Problem description: Within the listing below, show every line that contains the word "value".

===

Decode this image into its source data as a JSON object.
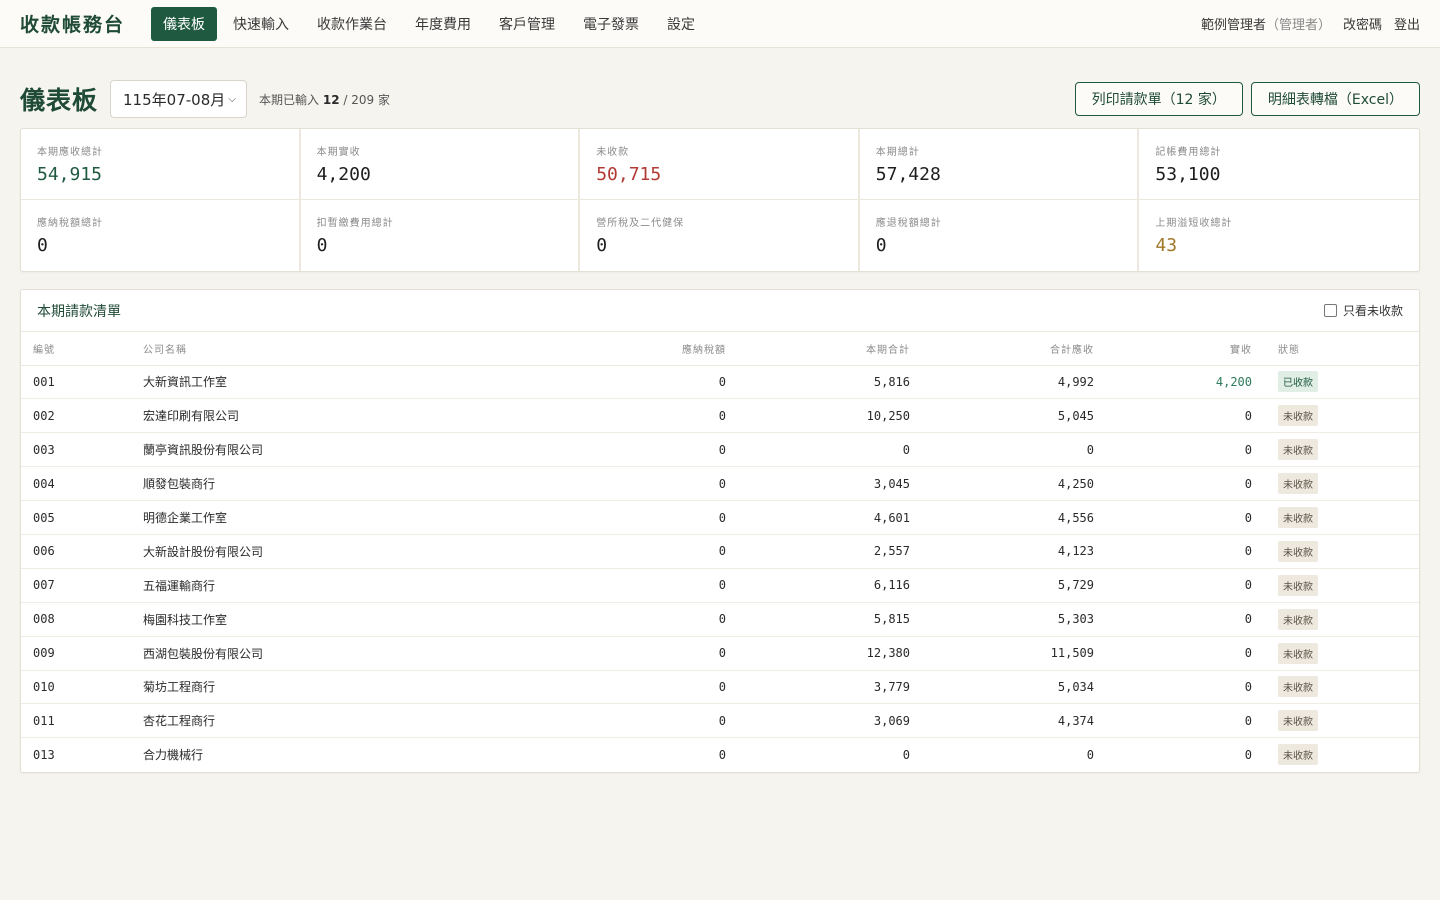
{
  "app": {
    "brand": "收款帳務台",
    "nav": [
      "儀表板",
      "快速輸入",
      "收款作業台",
      "年度費用",
      "客戶管理",
      "電子發票",
      "設定"
    ],
    "active_nav": 0,
    "user": "範例管理者",
    "role": "（管理者）",
    "change_password": "改密碼",
    "logout": "登出"
  },
  "header": {
    "title": "儀表板",
    "period": "115年07-08月",
    "entered_prefix": "本期已輸入",
    "entered_count": "12",
    "entered_total": " / 209 家",
    "print_button": "列印請款單（12 家）",
    "export_button": "明細表轉檔（Excel）"
  },
  "stats": [
    {
      "label": "本期應收總計",
      "value": "54,915",
      "color": "green"
    },
    {
      "label": "本期實收",
      "value": "4,200",
      "color": ""
    },
    {
      "label": "未收款",
      "value": "50,715",
      "color": "red"
    },
    {
      "label": "本期總計",
      "value": "57,428",
      "color": ""
    },
    {
      "label": "記帳費用總計",
      "value": "53,100",
      "color": ""
    },
    {
      "label": "應納稅額總計",
      "value": "0",
      "color": ""
    },
    {
      "label": "扣暫繳費用總計",
      "value": "0",
      "color": ""
    },
    {
      "label": "營所稅及二代健保",
      "value": "0",
      "color": ""
    },
    {
      "label": "應退稅額總計",
      "value": "0",
      "color": ""
    },
    {
      "label": "上期溢短收總計",
      "value": "43",
      "color": "gold"
    }
  ],
  "table": {
    "title": "本期請款清單",
    "filter_label": "只看未收款",
    "columns": [
      "編號",
      "公司名稱",
      "應納稅額",
      "本期合計",
      "合計應收",
      "實收",
      "狀態"
    ],
    "rows": [
      {
        "id": "001",
        "name": "大新資訊工作室",
        "tax": "0",
        "total": "5,816",
        "receivable": "4,992",
        "paid": "4,200",
        "status": "已收款",
        "is_paid": true
      },
      {
        "id": "002",
        "name": "宏達印刷有限公司",
        "tax": "0",
        "total": "10,250",
        "receivable": "5,045",
        "paid": "0",
        "status": "未收款",
        "is_paid": false
      },
      {
        "id": "003",
        "name": "蘭亭資訊股份有限公司",
        "tax": "0",
        "total": "0",
        "receivable": "0",
        "paid": "0",
        "status": "未收款",
        "is_paid": false
      },
      {
        "id": "004",
        "name": "順發包裝商行",
        "tax": "0",
        "total": "3,045",
        "receivable": "4,250",
        "paid": "0",
        "status": "未收款",
        "is_paid": false
      },
      {
        "id": "005",
        "name": "明德企業工作室",
        "tax": "0",
        "total": "4,601",
        "receivable": "4,556",
        "paid": "0",
        "status": "未收款",
        "is_paid": false
      },
      {
        "id": "006",
        "name": "大新設計股份有限公司",
        "tax": "0",
        "total": "2,557",
        "receivable": "4,123",
        "paid": "0",
        "status": "未收款",
        "is_paid": false
      },
      {
        "id": "007",
        "name": "五福運輸商行",
        "tax": "0",
        "total": "6,116",
        "receivable": "5,729",
        "paid": "0",
        "status": "未收款",
        "is_paid": false
      },
      {
        "id": "008",
        "name": "梅園科技工作室",
        "tax": "0",
        "total": "5,815",
        "receivable": "5,303",
        "paid": "0",
        "status": "未收款",
        "is_paid": false
      },
      {
        "id": "009",
        "name": "西湖包裝股份有限公司",
        "tax": "0",
        "total": "12,380",
        "receivable": "11,509",
        "paid": "0",
        "status": "未收款",
        "is_paid": false
      },
      {
        "id": "010",
        "name": "菊坊工程商行",
        "tax": "0",
        "total": "3,779",
        "receivable": "5,034",
        "paid": "0",
        "status": "未收款",
        "is_paid": false
      },
      {
        "id": "011",
        "name": "杏花工程商行",
        "tax": "0",
        "total": "3,069",
        "receivable": "4,374",
        "paid": "0",
        "status": "未收款",
        "is_paid": false
      },
      {
        "id": "013",
        "name": "合力機械行",
        "tax": "0",
        "total": "0",
        "receivable": "0",
        "paid": "0",
        "status": "未收款",
        "is_paid": false
      }
    ]
  }
}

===

Result below:
      "value": "54,915",
      "value": "4,200",
      "value": "50,715",
      "value": "57,428",
      "value": "53,100",
      "value": "0",
      "value": "0",
      "value": "0",
      "value": "0",
      "value": "43",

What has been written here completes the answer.